...your business problem and then find the right technology. And in these transformational ones, so you've gotta go, wait, You've got to rethink everything you thought you knew in the context of the new technology. And those are that mobile was that way, the Internet was that way. There's not a ton of them, but this feels like one of those moments where you have to not just start with, hey, I've got to do X, what's the best tool for the job, and go how does the job change in the context of the tools that are now available, because they're just so fundamentally different than what we had five years ago. And I think the next three years will look like that in AI. That's my opinion. I totally agree, and so that's where I would say that I do think it will change it in ways as you were kind of saying, we're I don't think I know, but I think it will change it in ways that we thought there was going to be the simple automation type things and it's going to be far more complex than that. All right, well, we will leave it. They're fascinating a couple of topics to keep our eyes on for the future.
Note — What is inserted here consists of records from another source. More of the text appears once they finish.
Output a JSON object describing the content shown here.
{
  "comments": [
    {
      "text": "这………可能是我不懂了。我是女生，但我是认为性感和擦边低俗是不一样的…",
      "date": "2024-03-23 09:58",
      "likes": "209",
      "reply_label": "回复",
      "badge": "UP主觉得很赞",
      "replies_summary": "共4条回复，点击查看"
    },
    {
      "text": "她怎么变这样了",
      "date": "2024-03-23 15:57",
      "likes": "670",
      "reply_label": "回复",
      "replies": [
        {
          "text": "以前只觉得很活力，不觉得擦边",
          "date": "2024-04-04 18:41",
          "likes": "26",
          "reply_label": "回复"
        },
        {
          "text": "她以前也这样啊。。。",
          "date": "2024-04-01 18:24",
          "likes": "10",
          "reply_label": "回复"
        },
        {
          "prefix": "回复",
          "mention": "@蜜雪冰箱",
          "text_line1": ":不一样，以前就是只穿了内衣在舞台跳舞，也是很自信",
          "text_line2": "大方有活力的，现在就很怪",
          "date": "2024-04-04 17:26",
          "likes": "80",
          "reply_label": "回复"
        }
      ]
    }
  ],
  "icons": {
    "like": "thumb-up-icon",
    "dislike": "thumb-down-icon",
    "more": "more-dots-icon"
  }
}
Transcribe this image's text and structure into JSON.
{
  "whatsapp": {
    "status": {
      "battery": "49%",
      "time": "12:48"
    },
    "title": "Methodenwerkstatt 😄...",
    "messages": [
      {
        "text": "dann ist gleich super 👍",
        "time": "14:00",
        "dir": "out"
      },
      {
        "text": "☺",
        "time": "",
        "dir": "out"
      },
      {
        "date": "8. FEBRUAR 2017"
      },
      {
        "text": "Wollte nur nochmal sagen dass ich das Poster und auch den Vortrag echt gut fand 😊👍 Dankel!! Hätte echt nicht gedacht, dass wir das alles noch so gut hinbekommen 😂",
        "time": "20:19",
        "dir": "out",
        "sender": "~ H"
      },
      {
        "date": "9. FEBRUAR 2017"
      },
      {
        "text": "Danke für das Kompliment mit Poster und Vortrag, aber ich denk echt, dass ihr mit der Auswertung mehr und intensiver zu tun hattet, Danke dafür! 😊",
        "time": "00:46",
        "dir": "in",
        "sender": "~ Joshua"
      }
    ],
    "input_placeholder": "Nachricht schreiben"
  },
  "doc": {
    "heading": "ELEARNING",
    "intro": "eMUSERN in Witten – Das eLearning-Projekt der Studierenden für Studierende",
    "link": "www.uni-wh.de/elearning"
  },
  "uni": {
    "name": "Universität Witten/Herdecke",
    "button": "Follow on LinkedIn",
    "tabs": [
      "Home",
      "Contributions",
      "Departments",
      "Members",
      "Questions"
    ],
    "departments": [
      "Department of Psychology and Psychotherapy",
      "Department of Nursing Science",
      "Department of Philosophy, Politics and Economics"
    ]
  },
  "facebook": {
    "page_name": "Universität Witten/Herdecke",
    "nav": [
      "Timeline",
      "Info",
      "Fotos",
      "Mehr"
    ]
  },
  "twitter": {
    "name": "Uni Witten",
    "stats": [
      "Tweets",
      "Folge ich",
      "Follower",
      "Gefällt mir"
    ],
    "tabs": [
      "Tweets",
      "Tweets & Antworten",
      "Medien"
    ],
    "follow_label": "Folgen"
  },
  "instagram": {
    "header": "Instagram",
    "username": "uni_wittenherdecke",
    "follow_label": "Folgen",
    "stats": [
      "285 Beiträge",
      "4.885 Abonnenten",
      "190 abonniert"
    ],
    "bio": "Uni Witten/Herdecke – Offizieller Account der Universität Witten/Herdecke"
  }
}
But I really appreciate the conversation. Carry thanks for making the time and joining us today. I appreciate it. Thanks so much. Upstart partners with banks and credit unions to help grow their consumer loan portfolios and deliver a modern, all digital lending experience. As the average consumer becomes more digitally savvy, it only makes sense that their bank does too. Up Starts AI lending platform uses sophisticated machine learning models to more accurately identify risk and approve more applicants than traditional credit models. With fraud rates near zero, up Starts All Digital experience reduces manual processing for banks and offers a simple and convenient experience for consumers. Whether you're looking to grow and enhance your existing personal and auto lending programs, or you're just getting started, Upstart can help. Up Start offers an end to end solution that can help you find more credit worthy borrowers within your risk profile with all digital underwriting, onboarding, loan closing, and servicing. It's all possible with Upstart in your corner. Learn more about finding new borrowers, enhancing your credit decisioning process, and growing your business by visiting upstart dot com slash forward dash Banks. That's upstart dot com slash forward dash Banks. You've been listening to Leaders and Lending from Upstart, make sure you never missed an episode. Subscribe to Leaders and Lending in your favorite podcast player using Apple Podcasts. Leave us a quick rating by tapping the number of stars you think the show deserves. Thanks for listening until next time.

In-Stream Audio Search


Search across all episodes within this podcast

Episodes (94)